While baseline weakness is clearly an important factor that contributes to disability post stroke, neuromuscular fatigue (the acute reduction in force production) of the paretic musculature likely compounds strength deficits and further exacerbates disability. For example, neuromuscular fatigue limits the distance a stroke survivor can walk in the community, or their ability to sustain higher walking speeds. The proposed study aims to improve our understanding of the central mechanisms of neuromuscular fatigue in people post stroke in order to optimize strength training. In healthy individuals, both neural and muscular factors are determinants of neuromuscular fatigue. Preliminary data from our laboratory suggests a greater contribution of neural components to neuromuscular fatigue in the paretic musculature. To date, the locus of neuromuscular fatigue is unknown for stroke survivors. Limited neural excitation of paretic muscle not only interferes with the acute force demands of an activity, but also limits strength training, which depends on sufficient muscle activation to initiate muscular hypertrophy. Current rehabilitation strategies, therefore, are likey deficient because they work under the premise that the paretic muscle is optimally activated by the nervous system and adequately fatigued. Locomotor retraining post stroke may be at a particular disadvantage as it requires significant acquisition of both strength and skill, but training frequently occurs with individuals practicing at low force levels. We propose that chronic adaptations in motor unit firing behavior and neural activation of muscle contribute significantly to increased paretic muscle fatigability. We also propose that decreasing the contributions of motor unit firing behavior to central fatigue will improve walking. Accordingly, Aims 1 and 2 will examine spinal and supraspinal contributions to paretic muscle fatigability.

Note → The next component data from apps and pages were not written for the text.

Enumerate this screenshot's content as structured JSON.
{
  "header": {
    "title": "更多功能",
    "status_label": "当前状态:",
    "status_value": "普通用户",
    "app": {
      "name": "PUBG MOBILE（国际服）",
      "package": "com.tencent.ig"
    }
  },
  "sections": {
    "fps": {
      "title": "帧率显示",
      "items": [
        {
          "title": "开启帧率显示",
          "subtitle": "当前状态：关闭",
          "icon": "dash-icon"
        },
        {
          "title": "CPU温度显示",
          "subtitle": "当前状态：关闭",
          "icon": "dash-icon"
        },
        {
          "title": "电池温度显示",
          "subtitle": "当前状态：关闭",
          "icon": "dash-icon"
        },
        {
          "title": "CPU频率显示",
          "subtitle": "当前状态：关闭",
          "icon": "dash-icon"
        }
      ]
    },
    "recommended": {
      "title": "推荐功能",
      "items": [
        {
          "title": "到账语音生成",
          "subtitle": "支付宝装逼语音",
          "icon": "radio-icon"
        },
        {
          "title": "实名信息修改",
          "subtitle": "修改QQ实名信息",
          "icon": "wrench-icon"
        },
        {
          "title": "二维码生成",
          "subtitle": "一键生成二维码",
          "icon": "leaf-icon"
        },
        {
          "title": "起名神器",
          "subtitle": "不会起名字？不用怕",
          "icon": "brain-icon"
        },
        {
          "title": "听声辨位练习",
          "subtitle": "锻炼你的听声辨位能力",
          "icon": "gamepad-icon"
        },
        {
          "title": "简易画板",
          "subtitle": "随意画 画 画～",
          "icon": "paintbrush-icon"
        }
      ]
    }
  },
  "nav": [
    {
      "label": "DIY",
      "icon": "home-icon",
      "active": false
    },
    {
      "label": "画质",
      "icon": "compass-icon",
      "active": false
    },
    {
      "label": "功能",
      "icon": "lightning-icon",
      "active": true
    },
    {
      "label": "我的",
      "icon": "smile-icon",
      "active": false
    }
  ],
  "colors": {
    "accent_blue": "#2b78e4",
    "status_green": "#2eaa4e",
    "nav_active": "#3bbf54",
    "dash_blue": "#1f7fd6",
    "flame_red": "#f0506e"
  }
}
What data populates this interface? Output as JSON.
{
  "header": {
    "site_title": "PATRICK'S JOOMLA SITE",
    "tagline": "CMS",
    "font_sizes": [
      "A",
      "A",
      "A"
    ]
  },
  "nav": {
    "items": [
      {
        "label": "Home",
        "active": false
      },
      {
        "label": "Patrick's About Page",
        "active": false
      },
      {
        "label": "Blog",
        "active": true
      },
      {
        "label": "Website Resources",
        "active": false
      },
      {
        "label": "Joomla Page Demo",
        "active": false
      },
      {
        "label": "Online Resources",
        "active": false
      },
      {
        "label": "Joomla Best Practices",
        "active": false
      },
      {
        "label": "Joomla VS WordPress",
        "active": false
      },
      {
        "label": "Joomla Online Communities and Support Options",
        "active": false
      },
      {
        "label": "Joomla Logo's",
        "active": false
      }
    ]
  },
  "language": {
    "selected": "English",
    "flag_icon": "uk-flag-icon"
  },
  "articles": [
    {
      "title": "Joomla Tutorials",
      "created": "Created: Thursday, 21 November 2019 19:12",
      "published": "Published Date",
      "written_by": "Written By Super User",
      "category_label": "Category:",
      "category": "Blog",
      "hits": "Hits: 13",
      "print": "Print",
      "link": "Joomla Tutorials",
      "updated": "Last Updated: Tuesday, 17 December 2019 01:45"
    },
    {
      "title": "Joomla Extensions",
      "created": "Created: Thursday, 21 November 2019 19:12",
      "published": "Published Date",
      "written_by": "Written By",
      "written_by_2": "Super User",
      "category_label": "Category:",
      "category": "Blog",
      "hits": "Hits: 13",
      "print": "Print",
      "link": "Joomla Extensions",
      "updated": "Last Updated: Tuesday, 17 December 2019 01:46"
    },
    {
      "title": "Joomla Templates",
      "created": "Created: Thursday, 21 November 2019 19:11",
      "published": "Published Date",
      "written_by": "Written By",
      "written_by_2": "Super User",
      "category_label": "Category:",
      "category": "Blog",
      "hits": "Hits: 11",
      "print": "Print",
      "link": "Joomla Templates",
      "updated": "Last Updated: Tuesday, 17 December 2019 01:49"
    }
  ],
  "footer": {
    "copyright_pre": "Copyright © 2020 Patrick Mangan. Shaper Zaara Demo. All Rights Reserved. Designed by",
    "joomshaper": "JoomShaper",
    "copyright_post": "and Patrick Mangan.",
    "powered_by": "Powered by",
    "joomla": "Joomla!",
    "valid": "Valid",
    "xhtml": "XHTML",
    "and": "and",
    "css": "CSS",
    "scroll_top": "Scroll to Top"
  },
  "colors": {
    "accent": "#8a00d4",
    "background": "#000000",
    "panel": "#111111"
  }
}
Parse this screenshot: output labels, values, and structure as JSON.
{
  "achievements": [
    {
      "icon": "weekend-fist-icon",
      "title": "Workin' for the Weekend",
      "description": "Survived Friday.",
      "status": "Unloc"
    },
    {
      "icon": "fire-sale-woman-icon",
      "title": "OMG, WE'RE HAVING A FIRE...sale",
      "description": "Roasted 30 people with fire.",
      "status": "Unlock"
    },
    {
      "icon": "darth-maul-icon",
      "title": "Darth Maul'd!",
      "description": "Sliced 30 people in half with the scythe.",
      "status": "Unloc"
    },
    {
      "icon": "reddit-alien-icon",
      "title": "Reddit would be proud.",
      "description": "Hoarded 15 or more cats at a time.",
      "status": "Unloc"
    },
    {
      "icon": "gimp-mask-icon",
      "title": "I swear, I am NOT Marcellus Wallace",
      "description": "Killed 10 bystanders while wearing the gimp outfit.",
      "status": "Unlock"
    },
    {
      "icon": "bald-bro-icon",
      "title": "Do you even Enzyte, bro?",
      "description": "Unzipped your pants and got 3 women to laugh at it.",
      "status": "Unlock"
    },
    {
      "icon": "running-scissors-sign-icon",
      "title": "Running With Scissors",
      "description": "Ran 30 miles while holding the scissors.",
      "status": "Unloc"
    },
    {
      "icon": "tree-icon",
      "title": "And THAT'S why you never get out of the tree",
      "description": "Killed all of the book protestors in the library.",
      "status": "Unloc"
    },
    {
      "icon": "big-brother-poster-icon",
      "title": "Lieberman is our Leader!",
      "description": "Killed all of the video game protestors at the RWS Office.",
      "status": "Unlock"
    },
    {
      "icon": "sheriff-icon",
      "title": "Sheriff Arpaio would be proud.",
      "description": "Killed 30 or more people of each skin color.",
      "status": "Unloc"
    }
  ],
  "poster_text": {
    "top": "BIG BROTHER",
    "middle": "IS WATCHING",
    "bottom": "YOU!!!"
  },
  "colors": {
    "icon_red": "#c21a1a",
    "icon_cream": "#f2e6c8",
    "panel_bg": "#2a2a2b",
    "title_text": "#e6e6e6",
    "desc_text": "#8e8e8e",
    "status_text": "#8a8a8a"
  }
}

Aim 3 will relate motor unit firing behavior with walking function and identify components of walking most affected by neuromuscular fatigue. This proposal adopts an innovative model of motor impairment post stroke because it implicates the role of motor unit firing behavior in fatigue and is the foundation for future clinical studies that aim to optimize force generating capabilities of leg muscles and walking function.
The purpose of this study is to examine neural mechanisms of neuromuscular fatigue in the chronic stroke population and quantify how muscle fatigue impacts walking function. Evidence from this study will be used to develop therapeutic interventions that optimize strength training and reduce disability in individuals with stroke.